● Activity
Copy out, from the entries below, each line holding the string "zoom".

(Records excerpted from a collection)
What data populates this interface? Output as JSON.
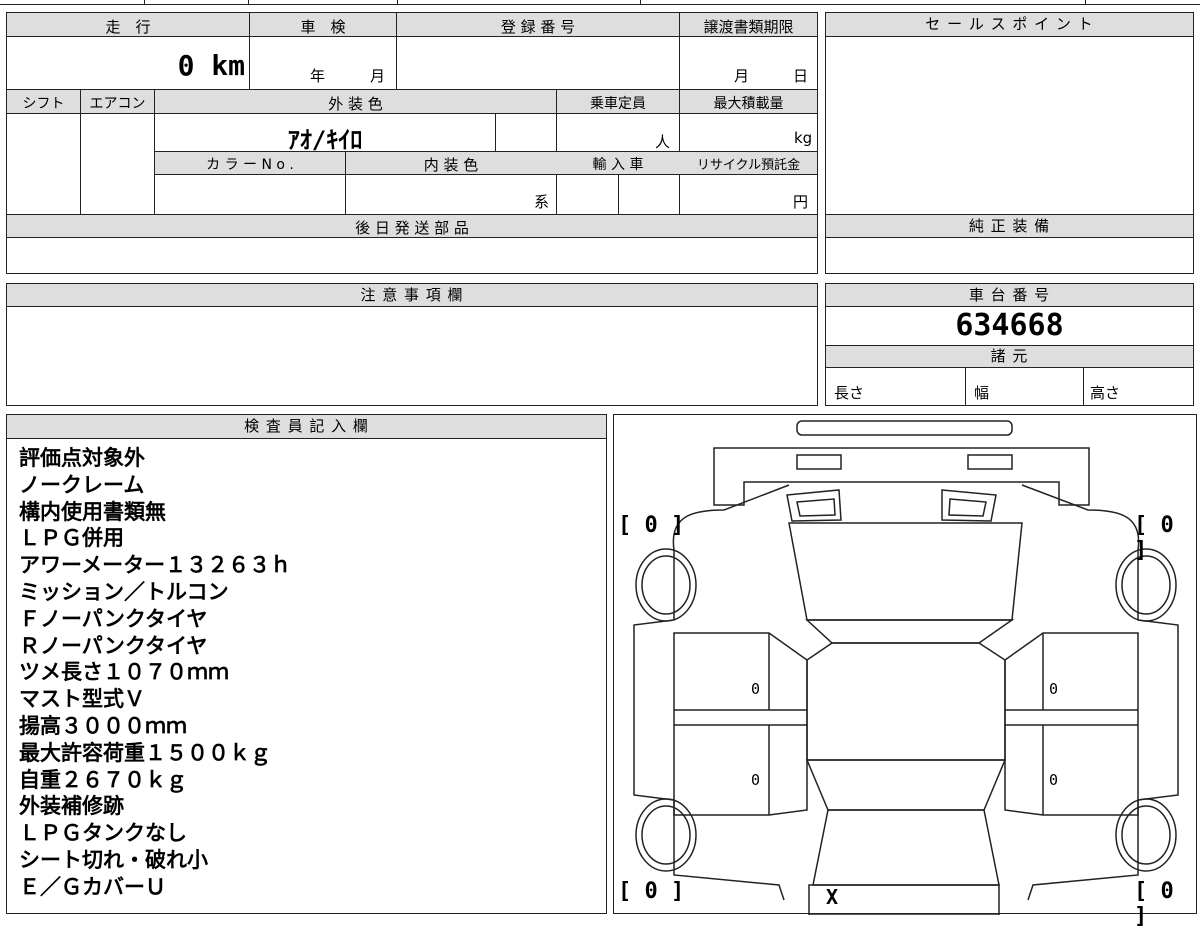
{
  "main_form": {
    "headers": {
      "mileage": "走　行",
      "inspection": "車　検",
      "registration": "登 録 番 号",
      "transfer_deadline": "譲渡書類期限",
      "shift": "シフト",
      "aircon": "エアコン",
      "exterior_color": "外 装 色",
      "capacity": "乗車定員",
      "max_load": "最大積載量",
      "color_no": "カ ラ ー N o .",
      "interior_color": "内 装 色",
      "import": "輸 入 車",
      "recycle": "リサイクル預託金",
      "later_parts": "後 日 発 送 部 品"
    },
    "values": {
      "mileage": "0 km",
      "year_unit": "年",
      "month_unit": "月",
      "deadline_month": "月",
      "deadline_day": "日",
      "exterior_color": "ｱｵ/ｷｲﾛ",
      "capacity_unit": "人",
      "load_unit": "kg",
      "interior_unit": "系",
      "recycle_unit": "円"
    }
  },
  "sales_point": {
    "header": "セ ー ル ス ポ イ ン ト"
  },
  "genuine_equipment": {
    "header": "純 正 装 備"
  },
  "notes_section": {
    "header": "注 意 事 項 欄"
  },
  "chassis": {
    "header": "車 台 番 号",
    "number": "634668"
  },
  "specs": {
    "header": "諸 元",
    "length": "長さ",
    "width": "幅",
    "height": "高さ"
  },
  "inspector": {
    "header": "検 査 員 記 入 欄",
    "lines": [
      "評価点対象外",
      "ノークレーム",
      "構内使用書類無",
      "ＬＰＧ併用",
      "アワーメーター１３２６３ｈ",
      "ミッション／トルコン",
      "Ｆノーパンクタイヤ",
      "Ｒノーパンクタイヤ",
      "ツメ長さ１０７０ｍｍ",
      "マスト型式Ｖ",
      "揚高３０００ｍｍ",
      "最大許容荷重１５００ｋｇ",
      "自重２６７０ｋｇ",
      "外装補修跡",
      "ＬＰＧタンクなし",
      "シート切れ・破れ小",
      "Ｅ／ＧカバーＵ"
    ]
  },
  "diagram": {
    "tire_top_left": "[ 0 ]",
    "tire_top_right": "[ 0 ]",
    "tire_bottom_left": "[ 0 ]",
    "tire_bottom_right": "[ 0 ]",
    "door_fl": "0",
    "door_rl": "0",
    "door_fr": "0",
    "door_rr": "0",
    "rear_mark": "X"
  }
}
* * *
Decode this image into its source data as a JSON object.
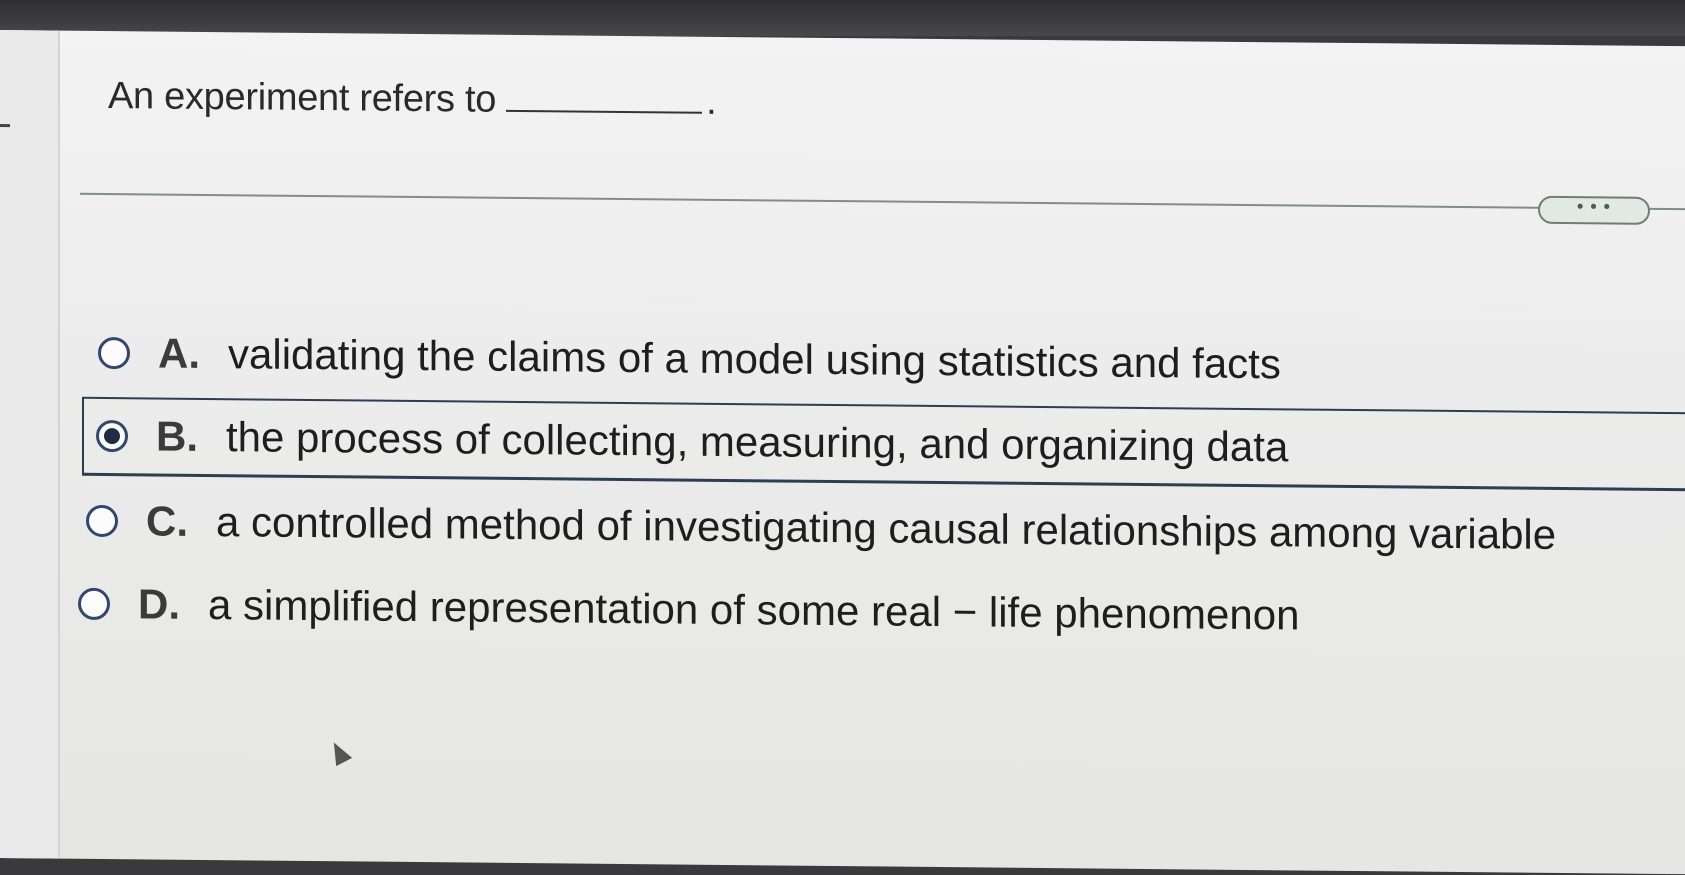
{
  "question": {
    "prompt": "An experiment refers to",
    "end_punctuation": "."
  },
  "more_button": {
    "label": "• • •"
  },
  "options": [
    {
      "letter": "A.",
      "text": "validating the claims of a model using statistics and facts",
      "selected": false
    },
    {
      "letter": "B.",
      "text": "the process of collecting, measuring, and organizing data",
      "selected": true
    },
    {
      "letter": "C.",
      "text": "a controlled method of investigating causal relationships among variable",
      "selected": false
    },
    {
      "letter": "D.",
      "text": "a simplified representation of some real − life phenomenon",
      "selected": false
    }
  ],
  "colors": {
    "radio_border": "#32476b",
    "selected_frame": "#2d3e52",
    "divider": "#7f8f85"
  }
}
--
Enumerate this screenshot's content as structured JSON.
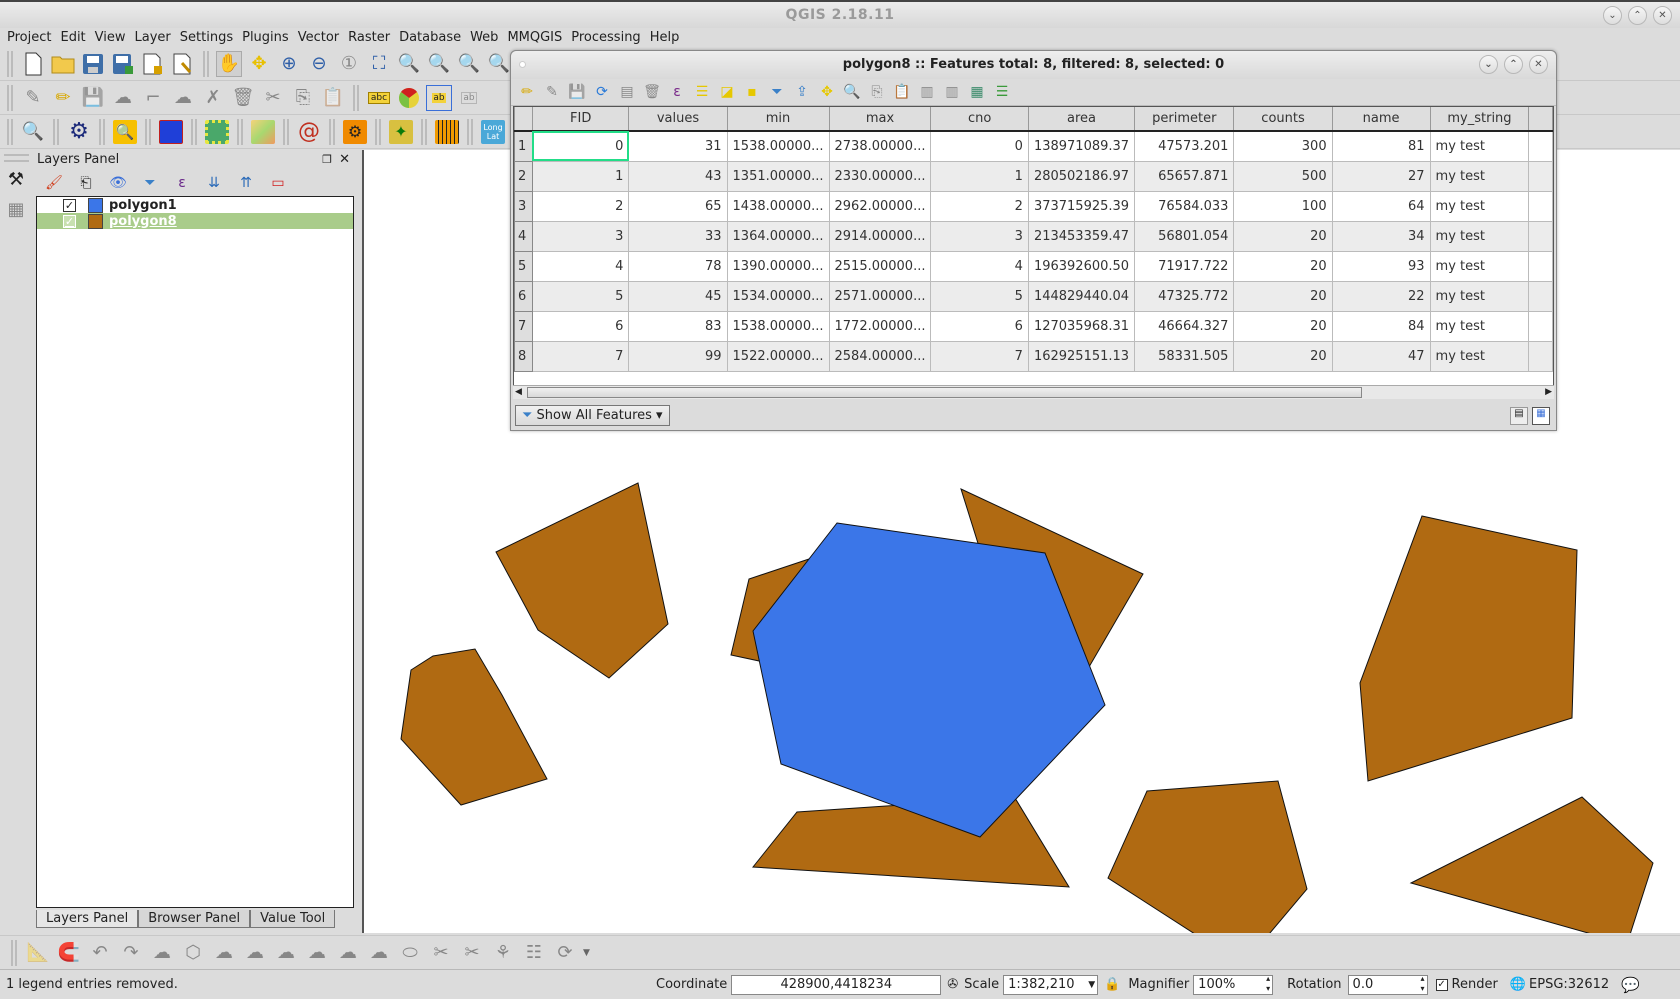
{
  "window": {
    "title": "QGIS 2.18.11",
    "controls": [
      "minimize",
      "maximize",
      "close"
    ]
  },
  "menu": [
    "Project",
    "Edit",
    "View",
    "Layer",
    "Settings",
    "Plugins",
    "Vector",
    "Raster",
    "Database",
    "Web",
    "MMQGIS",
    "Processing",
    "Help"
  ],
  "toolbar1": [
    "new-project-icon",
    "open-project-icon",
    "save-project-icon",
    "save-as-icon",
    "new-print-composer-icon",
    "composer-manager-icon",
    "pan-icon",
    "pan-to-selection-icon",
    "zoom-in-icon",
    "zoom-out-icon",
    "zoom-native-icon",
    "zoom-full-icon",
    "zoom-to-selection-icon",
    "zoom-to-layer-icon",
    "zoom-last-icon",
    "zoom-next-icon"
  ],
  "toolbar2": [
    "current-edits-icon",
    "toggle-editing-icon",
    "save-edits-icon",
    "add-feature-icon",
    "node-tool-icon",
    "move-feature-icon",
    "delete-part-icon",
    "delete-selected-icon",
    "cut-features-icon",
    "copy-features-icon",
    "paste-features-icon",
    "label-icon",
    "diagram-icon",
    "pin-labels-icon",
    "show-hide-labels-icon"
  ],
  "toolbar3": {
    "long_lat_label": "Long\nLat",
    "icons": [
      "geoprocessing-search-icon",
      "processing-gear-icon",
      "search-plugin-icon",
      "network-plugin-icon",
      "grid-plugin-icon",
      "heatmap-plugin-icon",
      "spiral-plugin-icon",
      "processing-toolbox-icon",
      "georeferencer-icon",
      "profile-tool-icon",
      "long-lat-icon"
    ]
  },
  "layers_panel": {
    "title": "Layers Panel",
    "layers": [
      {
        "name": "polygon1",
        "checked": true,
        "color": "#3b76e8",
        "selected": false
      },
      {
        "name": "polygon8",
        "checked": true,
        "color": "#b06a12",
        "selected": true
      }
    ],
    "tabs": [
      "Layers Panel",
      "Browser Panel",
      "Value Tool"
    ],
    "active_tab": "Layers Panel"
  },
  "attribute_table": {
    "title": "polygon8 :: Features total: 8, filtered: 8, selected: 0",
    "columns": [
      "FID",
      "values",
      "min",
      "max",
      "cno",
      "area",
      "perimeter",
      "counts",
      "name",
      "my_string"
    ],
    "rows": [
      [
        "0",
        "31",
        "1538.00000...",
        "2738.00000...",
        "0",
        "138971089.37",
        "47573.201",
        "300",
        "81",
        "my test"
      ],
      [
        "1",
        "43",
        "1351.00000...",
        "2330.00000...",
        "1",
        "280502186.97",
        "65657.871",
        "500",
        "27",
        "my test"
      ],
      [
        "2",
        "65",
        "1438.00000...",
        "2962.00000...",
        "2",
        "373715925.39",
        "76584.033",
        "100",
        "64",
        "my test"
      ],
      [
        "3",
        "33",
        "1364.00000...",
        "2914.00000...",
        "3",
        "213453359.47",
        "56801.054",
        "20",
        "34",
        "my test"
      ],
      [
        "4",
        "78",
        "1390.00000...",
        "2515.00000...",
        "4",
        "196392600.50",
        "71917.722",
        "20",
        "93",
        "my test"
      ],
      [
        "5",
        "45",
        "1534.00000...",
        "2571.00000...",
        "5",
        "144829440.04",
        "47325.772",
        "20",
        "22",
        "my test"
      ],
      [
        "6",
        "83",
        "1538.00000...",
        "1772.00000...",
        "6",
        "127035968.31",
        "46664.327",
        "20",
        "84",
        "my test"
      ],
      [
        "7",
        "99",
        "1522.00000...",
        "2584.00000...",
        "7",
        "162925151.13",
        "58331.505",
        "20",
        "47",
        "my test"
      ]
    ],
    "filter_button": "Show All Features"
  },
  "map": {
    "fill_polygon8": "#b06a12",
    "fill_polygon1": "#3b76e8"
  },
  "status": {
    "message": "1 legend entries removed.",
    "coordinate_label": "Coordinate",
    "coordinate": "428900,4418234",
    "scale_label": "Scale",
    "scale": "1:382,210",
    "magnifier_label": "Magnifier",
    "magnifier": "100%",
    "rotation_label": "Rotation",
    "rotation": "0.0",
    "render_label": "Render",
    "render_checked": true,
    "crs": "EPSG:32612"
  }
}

● Written solution
    "zoom-in-icon",
    "zoom-out-icon",
    "zoom-native-icon",
    "zoom-full-icon",
    "zoom-to-selection-icon",
    "zoom-to-layer-icon",
    "zoom-last-icon",
    "zoom-next-icon"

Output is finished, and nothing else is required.